#### Your task
Report every line of the records that contains the word "СККИТ".

[Web page and app entries]
--- START ---

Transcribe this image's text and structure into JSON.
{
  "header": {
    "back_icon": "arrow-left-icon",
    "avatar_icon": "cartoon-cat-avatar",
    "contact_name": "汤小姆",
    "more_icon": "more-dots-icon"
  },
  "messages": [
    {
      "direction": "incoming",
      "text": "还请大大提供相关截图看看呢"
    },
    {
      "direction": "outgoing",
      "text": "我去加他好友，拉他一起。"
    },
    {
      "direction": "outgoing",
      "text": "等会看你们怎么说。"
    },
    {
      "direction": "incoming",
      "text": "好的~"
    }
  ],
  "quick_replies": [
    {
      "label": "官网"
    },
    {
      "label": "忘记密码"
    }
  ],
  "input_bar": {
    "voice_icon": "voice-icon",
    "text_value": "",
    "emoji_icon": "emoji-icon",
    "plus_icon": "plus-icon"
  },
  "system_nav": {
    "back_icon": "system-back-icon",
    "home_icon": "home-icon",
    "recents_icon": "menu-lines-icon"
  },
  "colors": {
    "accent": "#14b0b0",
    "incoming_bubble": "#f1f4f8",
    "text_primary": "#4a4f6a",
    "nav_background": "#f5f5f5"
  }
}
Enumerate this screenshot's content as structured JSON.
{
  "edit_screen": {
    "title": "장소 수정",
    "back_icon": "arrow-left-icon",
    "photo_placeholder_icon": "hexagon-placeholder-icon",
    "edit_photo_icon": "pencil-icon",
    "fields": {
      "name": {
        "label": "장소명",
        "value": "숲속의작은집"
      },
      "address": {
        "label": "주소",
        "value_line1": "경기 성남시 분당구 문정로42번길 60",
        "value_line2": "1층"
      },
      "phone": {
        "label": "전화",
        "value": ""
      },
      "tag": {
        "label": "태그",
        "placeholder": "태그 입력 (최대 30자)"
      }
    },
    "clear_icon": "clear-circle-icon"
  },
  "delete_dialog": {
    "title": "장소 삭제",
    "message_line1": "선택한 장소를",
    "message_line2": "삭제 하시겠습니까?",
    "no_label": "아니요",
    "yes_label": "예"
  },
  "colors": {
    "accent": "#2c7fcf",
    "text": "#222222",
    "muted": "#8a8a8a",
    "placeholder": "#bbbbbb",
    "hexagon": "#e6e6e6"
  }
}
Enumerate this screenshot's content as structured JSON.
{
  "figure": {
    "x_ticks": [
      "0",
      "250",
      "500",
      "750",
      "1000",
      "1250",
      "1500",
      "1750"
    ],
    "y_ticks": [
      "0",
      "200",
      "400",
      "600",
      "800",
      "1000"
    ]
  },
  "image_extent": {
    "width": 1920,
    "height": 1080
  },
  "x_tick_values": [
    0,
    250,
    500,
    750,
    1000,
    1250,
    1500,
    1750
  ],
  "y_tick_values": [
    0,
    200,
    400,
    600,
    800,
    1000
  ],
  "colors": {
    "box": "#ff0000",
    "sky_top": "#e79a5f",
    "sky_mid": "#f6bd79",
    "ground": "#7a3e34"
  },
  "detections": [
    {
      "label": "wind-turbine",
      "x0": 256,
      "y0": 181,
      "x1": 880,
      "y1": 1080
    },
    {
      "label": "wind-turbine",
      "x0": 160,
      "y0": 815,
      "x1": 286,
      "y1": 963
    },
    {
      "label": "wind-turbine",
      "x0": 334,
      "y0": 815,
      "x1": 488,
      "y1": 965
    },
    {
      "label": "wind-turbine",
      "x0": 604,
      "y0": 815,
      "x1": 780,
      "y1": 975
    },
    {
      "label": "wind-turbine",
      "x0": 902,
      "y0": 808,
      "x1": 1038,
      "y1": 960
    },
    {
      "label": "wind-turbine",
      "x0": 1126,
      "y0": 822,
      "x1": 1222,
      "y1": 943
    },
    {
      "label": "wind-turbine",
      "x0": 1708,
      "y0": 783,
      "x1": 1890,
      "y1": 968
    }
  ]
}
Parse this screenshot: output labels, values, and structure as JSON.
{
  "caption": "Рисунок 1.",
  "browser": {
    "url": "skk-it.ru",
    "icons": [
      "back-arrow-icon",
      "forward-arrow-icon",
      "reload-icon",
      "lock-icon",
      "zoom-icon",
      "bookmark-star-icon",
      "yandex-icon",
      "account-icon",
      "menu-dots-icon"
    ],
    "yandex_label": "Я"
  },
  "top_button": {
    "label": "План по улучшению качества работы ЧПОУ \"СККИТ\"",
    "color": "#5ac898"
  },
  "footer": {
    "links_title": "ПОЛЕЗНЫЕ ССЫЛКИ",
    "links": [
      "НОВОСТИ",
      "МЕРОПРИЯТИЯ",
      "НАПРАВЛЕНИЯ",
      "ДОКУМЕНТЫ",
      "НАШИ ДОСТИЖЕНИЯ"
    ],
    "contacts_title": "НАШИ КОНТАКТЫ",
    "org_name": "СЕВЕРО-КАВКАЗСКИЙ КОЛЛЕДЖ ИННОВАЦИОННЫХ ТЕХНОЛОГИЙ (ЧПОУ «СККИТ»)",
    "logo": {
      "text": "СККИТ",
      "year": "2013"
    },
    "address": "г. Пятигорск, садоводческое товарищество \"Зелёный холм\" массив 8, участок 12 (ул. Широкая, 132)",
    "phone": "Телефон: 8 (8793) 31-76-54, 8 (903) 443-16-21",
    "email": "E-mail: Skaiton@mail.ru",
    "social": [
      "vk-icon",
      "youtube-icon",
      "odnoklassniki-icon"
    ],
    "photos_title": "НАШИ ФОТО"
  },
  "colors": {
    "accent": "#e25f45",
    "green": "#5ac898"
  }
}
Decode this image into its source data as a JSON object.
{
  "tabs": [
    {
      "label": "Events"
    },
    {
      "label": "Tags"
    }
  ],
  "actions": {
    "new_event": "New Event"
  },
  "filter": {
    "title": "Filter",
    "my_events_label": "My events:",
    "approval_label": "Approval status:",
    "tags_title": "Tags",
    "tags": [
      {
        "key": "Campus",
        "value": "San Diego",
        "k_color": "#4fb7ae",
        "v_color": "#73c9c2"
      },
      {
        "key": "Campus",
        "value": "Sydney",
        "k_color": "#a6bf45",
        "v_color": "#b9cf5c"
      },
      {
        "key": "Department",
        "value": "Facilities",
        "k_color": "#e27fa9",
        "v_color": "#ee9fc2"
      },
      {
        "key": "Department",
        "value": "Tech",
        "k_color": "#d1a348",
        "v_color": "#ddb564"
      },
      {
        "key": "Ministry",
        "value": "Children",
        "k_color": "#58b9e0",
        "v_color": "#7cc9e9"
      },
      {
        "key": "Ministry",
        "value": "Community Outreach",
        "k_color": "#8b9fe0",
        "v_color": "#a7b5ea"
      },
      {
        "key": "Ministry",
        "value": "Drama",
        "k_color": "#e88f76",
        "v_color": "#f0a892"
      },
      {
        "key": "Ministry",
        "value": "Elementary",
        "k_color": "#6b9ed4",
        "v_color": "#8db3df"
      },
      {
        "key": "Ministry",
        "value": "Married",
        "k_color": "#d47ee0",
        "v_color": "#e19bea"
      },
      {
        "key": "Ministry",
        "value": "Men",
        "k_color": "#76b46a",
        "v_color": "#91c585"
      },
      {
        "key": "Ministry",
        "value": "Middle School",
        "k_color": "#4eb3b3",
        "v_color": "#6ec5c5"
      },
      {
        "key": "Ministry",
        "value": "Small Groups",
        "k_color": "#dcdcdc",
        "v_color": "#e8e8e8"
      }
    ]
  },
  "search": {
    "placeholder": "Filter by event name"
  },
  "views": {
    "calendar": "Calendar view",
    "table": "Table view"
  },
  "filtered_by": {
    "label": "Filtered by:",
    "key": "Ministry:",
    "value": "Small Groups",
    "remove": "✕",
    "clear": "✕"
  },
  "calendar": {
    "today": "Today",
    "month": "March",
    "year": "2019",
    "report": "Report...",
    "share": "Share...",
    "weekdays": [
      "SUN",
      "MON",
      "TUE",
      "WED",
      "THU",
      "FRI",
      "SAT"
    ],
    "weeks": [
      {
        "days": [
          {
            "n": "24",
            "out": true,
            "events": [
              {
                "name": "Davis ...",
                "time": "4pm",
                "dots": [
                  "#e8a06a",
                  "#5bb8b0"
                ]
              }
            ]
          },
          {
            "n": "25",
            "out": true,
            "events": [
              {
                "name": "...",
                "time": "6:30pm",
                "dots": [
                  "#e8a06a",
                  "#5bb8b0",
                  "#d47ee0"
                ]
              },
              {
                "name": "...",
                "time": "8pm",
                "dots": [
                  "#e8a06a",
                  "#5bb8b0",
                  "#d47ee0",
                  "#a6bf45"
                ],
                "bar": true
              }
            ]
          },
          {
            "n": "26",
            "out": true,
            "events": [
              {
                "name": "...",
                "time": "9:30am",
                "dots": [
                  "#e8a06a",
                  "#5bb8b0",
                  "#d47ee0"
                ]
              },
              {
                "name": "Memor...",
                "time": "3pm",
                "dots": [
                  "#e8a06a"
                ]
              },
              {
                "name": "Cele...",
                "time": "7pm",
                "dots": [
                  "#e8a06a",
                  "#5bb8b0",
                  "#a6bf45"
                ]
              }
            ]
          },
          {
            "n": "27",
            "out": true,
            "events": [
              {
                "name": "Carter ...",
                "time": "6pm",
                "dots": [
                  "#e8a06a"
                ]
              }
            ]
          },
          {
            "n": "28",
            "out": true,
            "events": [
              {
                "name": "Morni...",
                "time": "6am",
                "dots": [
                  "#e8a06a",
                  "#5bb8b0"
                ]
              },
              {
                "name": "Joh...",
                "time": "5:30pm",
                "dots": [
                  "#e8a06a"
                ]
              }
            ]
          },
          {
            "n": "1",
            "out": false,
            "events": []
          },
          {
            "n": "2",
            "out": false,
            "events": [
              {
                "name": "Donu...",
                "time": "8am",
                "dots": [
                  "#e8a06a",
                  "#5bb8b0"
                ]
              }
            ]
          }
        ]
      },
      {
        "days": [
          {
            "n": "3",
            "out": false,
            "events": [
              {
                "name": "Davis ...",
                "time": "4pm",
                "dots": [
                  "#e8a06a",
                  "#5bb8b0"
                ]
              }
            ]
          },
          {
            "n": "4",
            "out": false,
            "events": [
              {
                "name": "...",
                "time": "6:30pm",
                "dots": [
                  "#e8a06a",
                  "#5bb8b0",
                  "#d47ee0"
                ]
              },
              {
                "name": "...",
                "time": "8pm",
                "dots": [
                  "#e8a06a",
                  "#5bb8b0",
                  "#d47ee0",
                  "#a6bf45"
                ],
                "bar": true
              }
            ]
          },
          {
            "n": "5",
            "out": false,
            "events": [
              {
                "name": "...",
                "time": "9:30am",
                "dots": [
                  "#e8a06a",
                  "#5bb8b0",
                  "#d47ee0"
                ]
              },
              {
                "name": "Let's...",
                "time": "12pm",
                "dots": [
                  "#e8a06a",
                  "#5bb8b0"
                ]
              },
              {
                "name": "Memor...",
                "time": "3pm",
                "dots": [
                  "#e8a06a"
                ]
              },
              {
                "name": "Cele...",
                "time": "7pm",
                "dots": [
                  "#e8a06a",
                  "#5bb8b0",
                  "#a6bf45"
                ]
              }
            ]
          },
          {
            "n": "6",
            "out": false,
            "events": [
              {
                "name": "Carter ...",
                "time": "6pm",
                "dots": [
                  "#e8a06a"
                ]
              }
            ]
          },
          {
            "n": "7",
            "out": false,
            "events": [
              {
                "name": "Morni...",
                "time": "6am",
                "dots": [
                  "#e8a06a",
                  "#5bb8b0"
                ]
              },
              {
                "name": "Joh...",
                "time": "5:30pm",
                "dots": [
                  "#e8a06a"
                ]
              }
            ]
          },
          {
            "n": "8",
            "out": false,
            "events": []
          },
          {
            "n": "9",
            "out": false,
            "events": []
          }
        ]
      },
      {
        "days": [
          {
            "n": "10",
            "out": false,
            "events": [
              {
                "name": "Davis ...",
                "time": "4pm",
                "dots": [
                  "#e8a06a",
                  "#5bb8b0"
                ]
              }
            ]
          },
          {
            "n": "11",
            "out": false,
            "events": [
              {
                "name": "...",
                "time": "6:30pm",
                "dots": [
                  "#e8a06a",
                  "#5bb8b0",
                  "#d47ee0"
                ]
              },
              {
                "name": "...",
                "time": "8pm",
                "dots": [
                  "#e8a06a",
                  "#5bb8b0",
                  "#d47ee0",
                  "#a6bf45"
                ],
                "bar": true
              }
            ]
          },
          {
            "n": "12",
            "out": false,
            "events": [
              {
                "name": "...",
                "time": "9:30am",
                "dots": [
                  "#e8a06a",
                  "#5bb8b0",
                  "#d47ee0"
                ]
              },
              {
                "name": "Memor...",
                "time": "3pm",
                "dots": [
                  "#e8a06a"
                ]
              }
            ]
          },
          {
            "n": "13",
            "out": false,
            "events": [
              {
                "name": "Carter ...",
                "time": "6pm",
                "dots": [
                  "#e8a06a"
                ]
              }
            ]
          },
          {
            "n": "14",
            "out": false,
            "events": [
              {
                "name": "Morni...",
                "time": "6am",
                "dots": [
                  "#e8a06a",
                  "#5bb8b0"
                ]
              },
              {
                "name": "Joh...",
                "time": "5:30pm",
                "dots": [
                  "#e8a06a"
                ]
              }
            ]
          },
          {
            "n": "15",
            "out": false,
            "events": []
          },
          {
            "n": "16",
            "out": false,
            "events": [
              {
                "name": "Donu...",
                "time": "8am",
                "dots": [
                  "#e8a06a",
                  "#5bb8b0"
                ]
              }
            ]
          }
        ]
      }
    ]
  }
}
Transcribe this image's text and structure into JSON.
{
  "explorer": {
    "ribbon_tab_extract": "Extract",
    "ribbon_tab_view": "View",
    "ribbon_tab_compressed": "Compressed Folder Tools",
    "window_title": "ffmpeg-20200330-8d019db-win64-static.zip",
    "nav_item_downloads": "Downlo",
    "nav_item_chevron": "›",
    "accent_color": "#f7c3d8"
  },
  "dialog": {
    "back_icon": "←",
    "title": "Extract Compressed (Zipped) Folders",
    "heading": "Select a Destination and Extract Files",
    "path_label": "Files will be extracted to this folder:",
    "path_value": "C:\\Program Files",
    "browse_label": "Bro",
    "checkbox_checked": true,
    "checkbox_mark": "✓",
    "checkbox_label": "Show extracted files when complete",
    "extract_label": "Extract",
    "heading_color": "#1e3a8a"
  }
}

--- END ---

#### Response
    "label": "План по улучшению качества работы ЧПОУ \"СККИТ\"",
    "org_name": "СЕВЕРО-КАВКАЗСКИЙ КОЛЛЕДЖ ИННОВАЦИОННЫХ ТЕХНОЛОГИЙ (ЧПОУ «СККИТ»)",
      "text": "СККИТ",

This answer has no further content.